### Supplied material
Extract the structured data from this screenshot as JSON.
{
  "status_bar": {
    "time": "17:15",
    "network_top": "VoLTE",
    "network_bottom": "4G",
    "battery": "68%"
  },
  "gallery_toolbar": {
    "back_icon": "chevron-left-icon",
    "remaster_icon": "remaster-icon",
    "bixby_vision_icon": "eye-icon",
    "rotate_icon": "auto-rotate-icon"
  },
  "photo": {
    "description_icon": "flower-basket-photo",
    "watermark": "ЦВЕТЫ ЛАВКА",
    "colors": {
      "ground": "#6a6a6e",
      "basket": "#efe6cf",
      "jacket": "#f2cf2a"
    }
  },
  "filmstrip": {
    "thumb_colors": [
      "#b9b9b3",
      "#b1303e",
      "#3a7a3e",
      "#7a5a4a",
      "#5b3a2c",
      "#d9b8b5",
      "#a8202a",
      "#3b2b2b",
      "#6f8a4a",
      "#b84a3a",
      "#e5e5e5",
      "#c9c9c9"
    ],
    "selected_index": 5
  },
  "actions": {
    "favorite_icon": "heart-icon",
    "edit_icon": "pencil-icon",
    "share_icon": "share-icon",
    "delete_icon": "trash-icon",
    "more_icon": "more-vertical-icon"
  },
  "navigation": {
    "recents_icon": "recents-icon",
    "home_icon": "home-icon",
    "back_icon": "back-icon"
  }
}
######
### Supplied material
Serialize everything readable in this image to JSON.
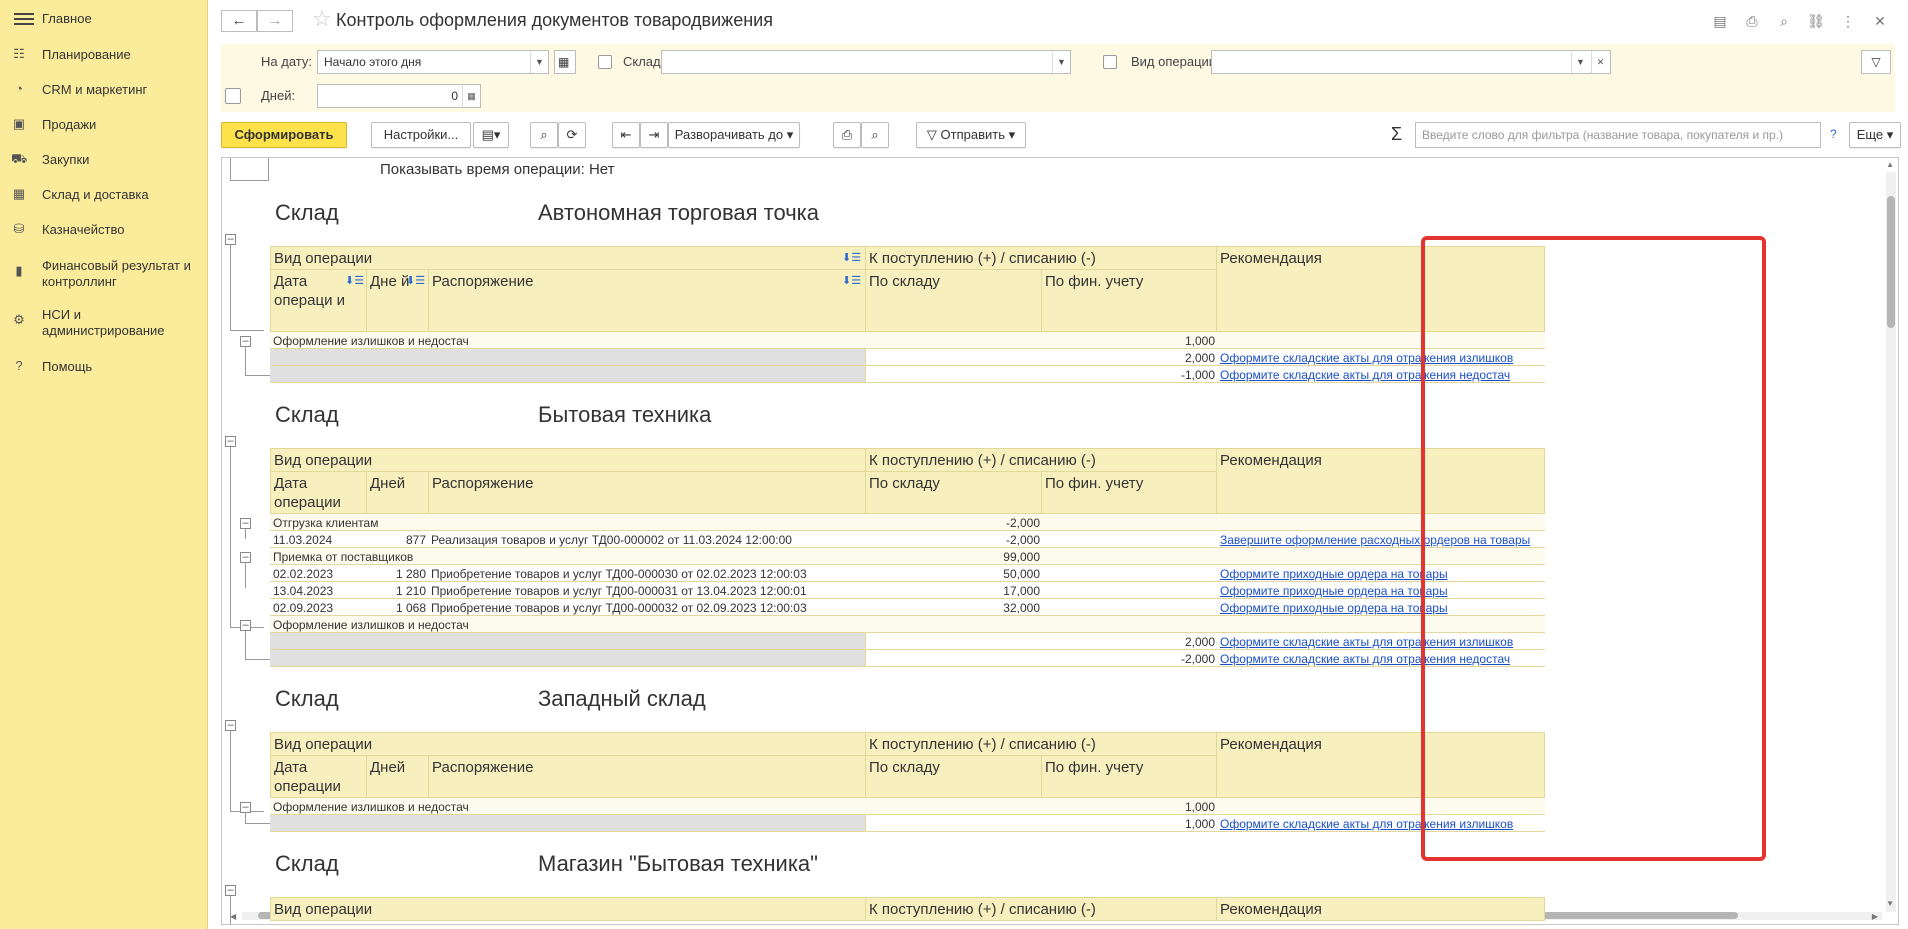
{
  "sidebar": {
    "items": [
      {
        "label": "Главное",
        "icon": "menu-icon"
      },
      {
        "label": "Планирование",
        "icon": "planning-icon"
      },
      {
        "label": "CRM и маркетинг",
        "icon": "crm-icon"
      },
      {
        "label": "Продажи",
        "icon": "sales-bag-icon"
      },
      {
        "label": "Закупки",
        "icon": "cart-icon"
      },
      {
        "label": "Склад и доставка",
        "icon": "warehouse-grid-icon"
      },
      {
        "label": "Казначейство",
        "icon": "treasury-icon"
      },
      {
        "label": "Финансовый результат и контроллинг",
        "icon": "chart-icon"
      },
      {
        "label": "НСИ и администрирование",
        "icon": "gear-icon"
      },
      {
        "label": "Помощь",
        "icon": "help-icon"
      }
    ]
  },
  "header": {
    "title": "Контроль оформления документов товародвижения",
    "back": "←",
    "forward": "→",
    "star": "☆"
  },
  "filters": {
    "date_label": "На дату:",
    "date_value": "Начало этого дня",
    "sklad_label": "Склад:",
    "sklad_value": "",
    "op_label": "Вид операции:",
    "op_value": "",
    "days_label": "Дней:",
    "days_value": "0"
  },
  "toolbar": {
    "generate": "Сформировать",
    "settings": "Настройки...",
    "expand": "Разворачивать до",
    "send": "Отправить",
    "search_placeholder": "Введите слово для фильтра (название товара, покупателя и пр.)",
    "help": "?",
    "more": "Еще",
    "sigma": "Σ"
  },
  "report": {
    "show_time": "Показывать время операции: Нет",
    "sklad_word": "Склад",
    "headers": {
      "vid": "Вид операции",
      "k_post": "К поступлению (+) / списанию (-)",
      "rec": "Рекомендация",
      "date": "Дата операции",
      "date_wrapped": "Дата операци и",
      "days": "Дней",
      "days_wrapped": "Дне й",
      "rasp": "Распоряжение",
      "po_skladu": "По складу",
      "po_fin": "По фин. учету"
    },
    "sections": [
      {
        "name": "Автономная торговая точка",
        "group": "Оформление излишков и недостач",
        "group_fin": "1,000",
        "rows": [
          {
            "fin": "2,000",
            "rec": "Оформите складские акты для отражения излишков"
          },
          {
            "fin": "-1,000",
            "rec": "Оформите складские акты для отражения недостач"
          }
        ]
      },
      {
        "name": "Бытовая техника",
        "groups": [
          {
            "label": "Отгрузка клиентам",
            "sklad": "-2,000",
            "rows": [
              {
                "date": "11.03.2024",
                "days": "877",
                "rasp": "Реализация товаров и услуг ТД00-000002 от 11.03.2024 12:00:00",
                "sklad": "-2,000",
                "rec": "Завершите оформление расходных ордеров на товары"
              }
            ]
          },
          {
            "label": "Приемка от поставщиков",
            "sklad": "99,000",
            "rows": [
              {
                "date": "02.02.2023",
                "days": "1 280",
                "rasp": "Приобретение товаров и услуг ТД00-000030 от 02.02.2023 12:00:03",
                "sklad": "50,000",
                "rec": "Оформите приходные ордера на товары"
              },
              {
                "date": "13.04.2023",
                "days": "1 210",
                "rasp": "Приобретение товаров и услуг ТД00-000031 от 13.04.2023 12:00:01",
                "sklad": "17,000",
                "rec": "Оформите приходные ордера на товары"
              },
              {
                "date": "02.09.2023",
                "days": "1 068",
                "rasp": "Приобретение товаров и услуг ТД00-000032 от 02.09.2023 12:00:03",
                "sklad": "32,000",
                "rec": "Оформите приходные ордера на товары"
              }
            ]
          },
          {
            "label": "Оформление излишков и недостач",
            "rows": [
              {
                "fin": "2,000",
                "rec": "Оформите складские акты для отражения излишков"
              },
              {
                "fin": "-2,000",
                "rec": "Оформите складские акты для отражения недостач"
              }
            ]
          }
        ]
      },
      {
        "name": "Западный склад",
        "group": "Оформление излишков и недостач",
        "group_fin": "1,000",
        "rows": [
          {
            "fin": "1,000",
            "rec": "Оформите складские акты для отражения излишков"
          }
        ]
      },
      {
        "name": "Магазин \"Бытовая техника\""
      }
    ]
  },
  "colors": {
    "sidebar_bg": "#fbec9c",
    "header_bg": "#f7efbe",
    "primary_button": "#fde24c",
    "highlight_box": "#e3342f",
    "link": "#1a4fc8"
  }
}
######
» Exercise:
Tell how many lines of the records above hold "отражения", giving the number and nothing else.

» Your response:
5